Methods: Ninety individuals with severe PTSD received treatment in a double-blind, placebo-controlled pivotal trial of MDMA-AT. In addition to the primary (Clinician-Administered PTSD Scale) and secondary (Sheehan Disability Scale) outcome measures, the Eating Attitudes Test 26 (EAT-26) was administered for pre-specified exploratory purposes at baseline and at study termination.

Results: The study sample consisted of 58 females (placebo = 31, MDMA = 27) and 31 males (placebo = 12, MDMA = 19) (n = 89). Seven participants discontinued prior to study termination. At baseline, 13 (15%) of the 89 individuals with PTSD had total EAT-26 scores in the clinical range (≥20), and 28 (31.5%) had total EAT-26 scores in the high-risk range (≥11) despite the absence of active purging or low weight. In completers (n = 82), there was a significant reduction in total EAT-26 scores in the total group of PTSD participants following MDMA-AT versus placebo (p = .03). There were also significant reductions in total EAT-26 scores in women with high EAT-26 scores ≥11 and ≥ 20 following MDMA-AT versus placebo (p = .0012 and p = .0478, respectively).

Conclusions: ED psychopathology is common in individuals with PTSD even in the absence of EDs with active purging and low weight. MDMA-AT significantly reduced ED symptoms compared to therapy with placebo among participants with severe PTSD. MDMA-AT for ED-PTSD appears promising and requires further study.

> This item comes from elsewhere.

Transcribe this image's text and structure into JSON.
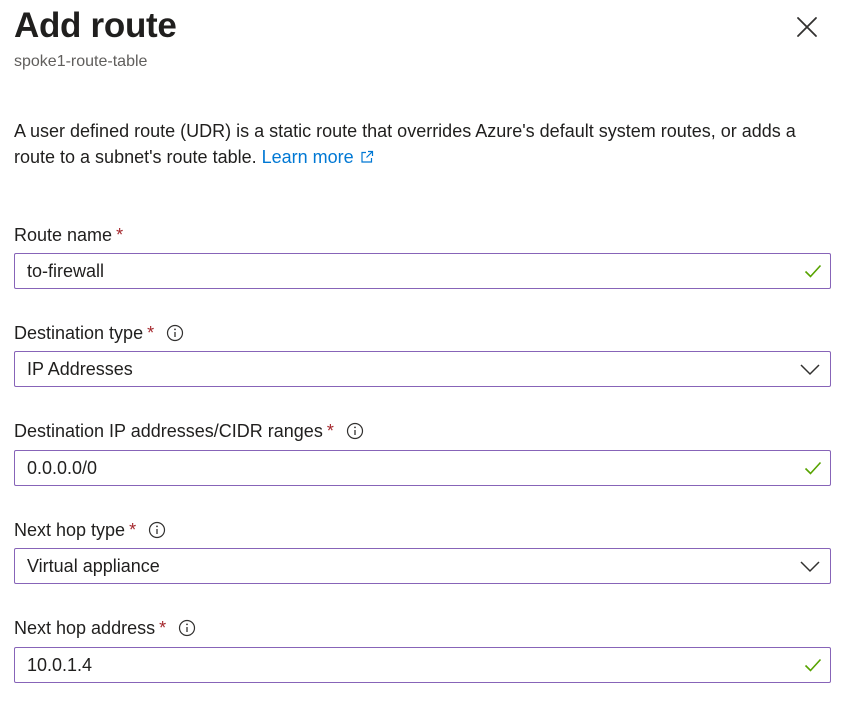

Authors: Timothy D. Brewerton, Julie B. Wang, Adele Lafrance, Chelsea Pamplin, Michael Mithoefer, Berra Yazar-Klosinski, Amy Emerson & Rick Doblin

Study details

Compounds studied
MDMA

Topics studied
PTSD Eating Disorders

Study characteristics
Placebo-Controlled Double-Blind

Participants
90 Humans

Authors

Authors associated with this publication with profiles on Blossom

Rick Doblin
Rick Doblin Ph.D. is the founder of MAPS. His persistent work since 1986 has been one of the main drivers behind why psychedelics (including MDMA) are now coming back to therapy.

Institutes

Institutes associated with this publication

MAPS
MAPS stands for Multidisciplinary Association for Psychedelic Studies, it's the front runner in making psychedelics a legal way to use (and improve) in therapy.